Assigned task -> Read through the data and report every line in which the word "icon" occurs.

Web page and app entries ->
● ● ● ●

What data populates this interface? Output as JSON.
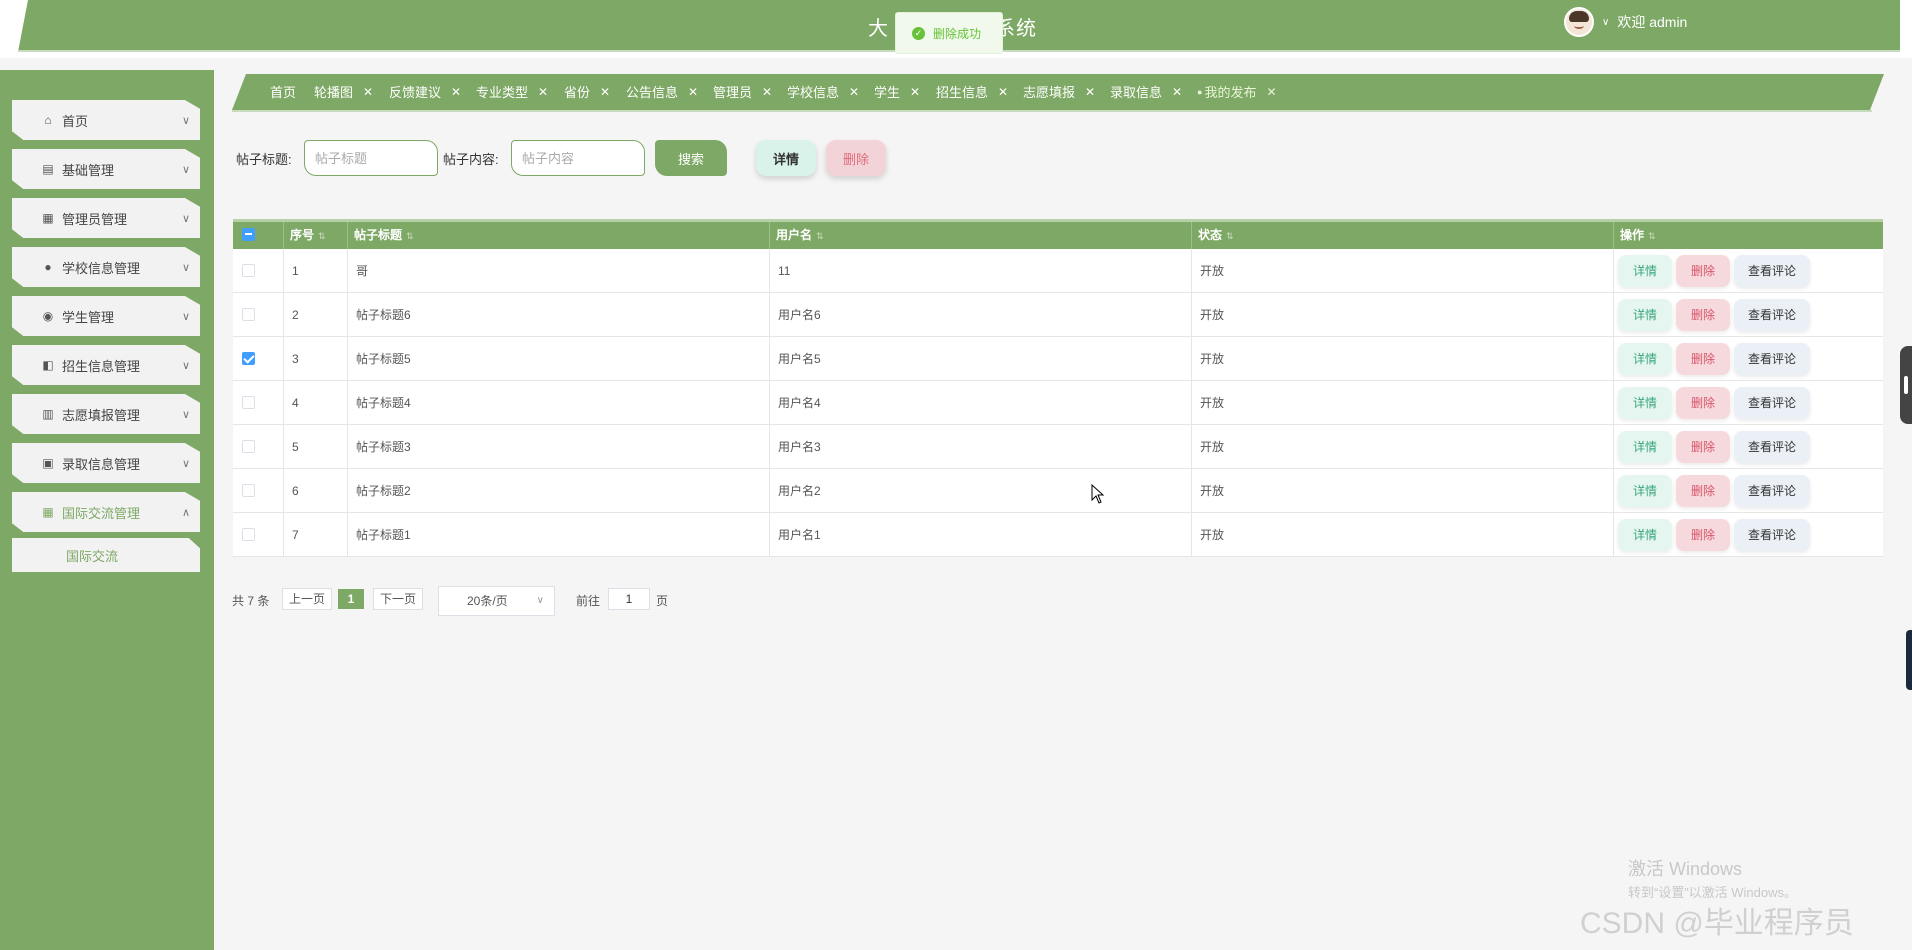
{
  "header": {
    "title_visible": "系统",
    "title_partial": "大",
    "user_greeting": "欢迎 admin"
  },
  "toast": {
    "message": "删除成功"
  },
  "sidebar": {
    "items": [
      {
        "label": "首页",
        "icon": "home-icon"
      },
      {
        "label": "基础管理",
        "icon": "server-icon"
      },
      {
        "label": "管理员管理",
        "icon": "dashboard-icon"
      },
      {
        "label": "学校信息管理",
        "icon": "user-icon"
      },
      {
        "label": "学生管理",
        "icon": "student-icon"
      },
      {
        "label": "招生信息管理",
        "icon": "book-icon"
      },
      {
        "label": "志愿填报管理",
        "icon": "table-icon"
      },
      {
        "label": "录取信息管理",
        "icon": "gift-icon"
      },
      {
        "label": "国际交流管理",
        "icon": "grid-icon"
      }
    ],
    "sub_item": "国际交流"
  },
  "tags": [
    "首页",
    "轮播图",
    "反馈建议",
    "专业类型",
    "省份",
    "公告信息",
    "管理员",
    "学校信息",
    "学生",
    "招生信息",
    "志愿填报",
    "录取信息",
    "我的发布"
  ],
  "search": {
    "title_label": "帖子标题:",
    "title_placeholder": "帖子标题",
    "content_label": "帖子内容:",
    "content_placeholder": "帖子内容",
    "search_button": "搜索",
    "detail_button": "详情",
    "delete_button": "删除"
  },
  "table": {
    "columns": [
      "序号",
      "帖子标题",
      "用户名",
      "状态",
      "操作"
    ],
    "rows": [
      {
        "no": "1",
        "title": "哥",
        "user": "11",
        "status": "开放",
        "checked": false
      },
      {
        "no": "2",
        "title": "帖子标题6",
        "user": "用户名6",
        "status": "开放",
        "checked": false
      },
      {
        "no": "3",
        "title": "帖子标题5",
        "user": "用户名5",
        "status": "开放",
        "checked": true
      },
      {
        "no": "4",
        "title": "帖子标题4",
        "user": "用户名4",
        "status": "开放",
        "checked": false
      },
      {
        "no": "5",
        "title": "帖子标题3",
        "user": "用户名3",
        "status": "开放",
        "checked": false
      },
      {
        "no": "6",
        "title": "帖子标题2",
        "user": "用户名2",
        "status": "开放",
        "checked": false
      },
      {
        "no": "7",
        "title": "帖子标题1",
        "user": "用户名1",
        "status": "开放",
        "checked": false
      }
    ],
    "row_actions": {
      "detail": "详情",
      "delete": "删除",
      "comments": "查看评论"
    }
  },
  "pagination": {
    "total": "共 7 条",
    "prev": "上一页",
    "current": "1",
    "next": "下一页",
    "page_size": "20条/页",
    "goto_label": "前往",
    "goto_value": "1",
    "page_suffix": "页"
  },
  "watermarks": {
    "windows_line1": "激活 Windows",
    "windows_line2": "转到“设置”以激活 Windows。",
    "csdn": "CSDN @毕业程序员"
  },
  "colors": {
    "primary": "#7ea865",
    "success": "#67c23a",
    "checkbox": "#409eff"
  }
}
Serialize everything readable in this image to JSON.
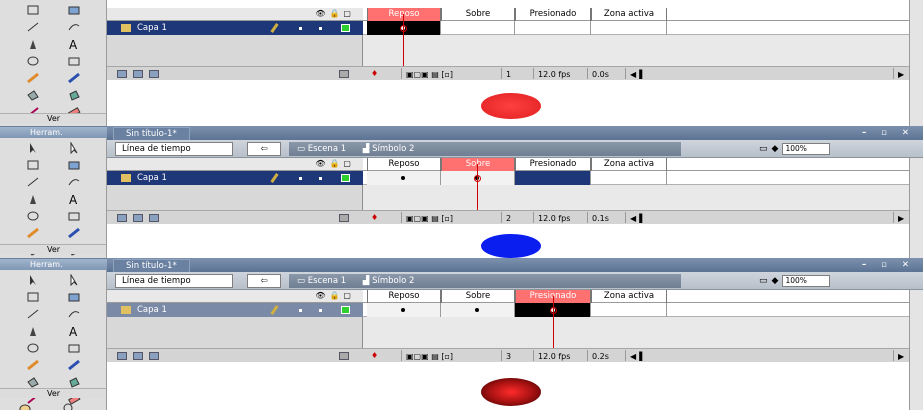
{
  "toolbox": {
    "label_ver": "Ver",
    "label_herramientas": "Herram."
  },
  "panels": [
    {
      "frame_labels": [
        "Reposo",
        "Sobre",
        "Presionado",
        "Zona activa"
      ],
      "active_frame": 0,
      "layer_name": "Capa 1",
      "frame_number": "1",
      "fps": "12.0 fps",
      "time": "0.0s",
      "symbol_color": "#e82020"
    },
    {
      "title": "Sin título-1*",
      "timeline_button": "Línea de tiempo",
      "scene": "Escena 1",
      "symbol": "Símbolo 2",
      "zoom": "100%",
      "frame_labels": [
        "Reposo",
        "Sobre",
        "Presionado",
        "Zona activa"
      ],
      "active_frame": 1,
      "layer_name": "Capa 1",
      "frame_number": "2",
      "fps": "12.0 fps",
      "time": "0.1s",
      "symbol_color": "#0a1ef0"
    },
    {
      "title": "Sin título-1*",
      "timeline_button": "Línea de tiempo",
      "scene": "Escena 1",
      "symbol": "Símbolo 2",
      "zoom": "100%",
      "frame_labels": [
        "Reposo",
        "Sobre",
        "Presionado",
        "Zona activa"
      ],
      "active_frame": 2,
      "layer_name": "Capa 1",
      "frame_number": "3",
      "fps": "12.0 fps",
      "time": "0.2s",
      "symbol_color": "#b01010"
    }
  ],
  "colors": {
    "active_frame_label": "#ff7070",
    "layer_selected": "#1e3778",
    "layer_dimmed": "#7b8aa6",
    "playhead": "#c00000"
  }
}
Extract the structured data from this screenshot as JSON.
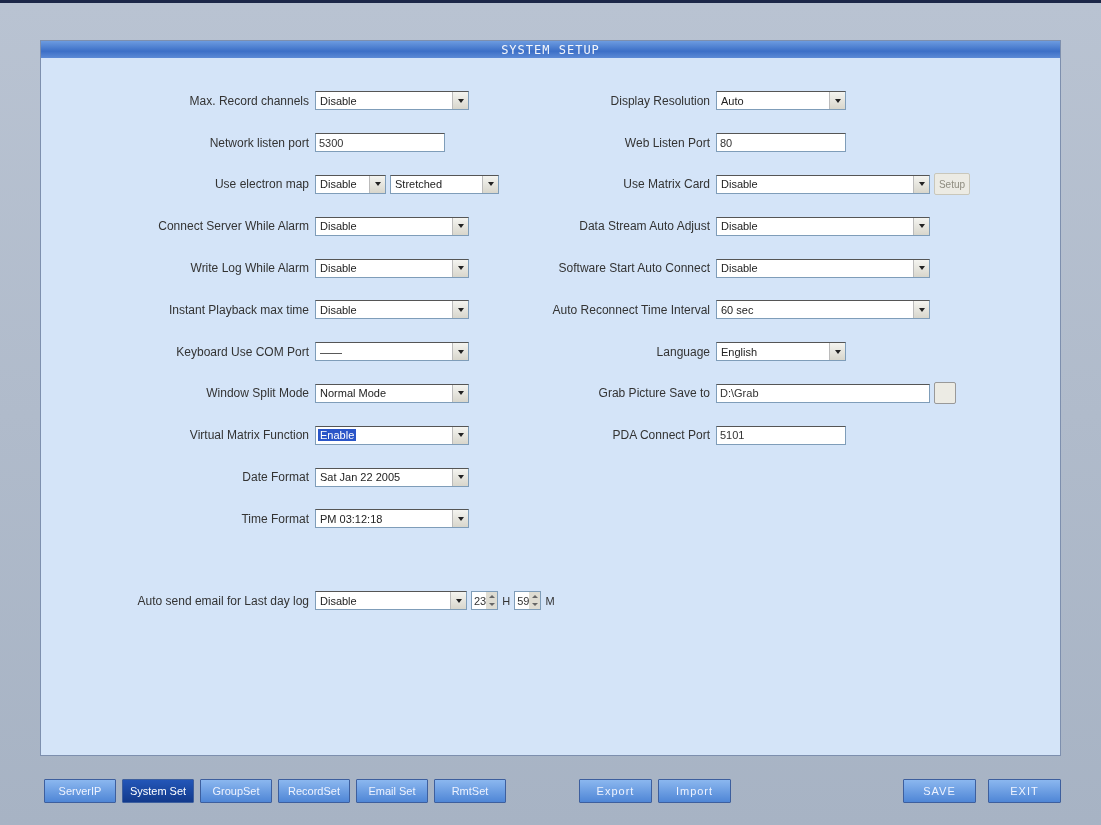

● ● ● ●

Exercise answer ->
        "icon": "home-icon"
        "icon": "server-icon"
        "icon": "dashboard-icon"
        "icon": "user-icon"
        "icon": "student-icon"
        "icon": "book-icon"
        "icon": "table-icon"
        "icon": "gift-icon"
        "icon": "grid-icon"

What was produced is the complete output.